Find every line containing the string "icon" in the data below, and report how many there are, with no other words.

########

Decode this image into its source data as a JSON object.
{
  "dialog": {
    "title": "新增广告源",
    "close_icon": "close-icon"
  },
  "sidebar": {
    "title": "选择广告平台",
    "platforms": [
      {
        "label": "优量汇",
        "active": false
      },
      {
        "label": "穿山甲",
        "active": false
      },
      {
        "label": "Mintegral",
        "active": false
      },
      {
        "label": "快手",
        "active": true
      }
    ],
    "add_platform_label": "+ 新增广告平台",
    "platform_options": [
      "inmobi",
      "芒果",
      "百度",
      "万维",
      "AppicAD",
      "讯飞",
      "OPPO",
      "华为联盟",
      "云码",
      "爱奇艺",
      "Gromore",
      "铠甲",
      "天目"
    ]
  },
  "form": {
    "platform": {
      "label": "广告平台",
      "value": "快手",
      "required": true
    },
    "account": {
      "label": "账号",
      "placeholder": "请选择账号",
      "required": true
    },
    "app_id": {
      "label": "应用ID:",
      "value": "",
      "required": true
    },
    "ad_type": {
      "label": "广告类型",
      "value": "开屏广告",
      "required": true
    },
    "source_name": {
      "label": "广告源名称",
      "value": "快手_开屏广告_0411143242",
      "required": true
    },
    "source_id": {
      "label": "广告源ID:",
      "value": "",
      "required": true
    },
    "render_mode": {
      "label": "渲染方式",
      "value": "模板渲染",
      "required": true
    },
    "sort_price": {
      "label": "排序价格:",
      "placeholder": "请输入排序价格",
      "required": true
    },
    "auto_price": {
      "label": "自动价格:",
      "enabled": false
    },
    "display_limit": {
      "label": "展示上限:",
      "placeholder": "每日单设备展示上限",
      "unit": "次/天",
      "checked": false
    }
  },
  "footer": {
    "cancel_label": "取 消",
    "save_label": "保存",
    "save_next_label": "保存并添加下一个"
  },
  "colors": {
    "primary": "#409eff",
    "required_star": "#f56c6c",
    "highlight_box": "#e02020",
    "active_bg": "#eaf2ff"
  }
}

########

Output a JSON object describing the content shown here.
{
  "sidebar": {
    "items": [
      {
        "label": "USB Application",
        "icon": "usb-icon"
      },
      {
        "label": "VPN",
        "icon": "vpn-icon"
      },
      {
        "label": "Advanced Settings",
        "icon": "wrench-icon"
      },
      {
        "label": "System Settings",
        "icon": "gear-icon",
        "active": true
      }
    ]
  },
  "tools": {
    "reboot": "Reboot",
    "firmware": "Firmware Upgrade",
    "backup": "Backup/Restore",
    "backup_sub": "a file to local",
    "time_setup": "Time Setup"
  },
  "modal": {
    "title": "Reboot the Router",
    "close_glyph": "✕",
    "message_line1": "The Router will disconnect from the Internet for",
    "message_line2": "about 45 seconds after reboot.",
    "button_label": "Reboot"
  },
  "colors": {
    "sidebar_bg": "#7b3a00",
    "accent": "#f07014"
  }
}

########

Solution to this exercise — 5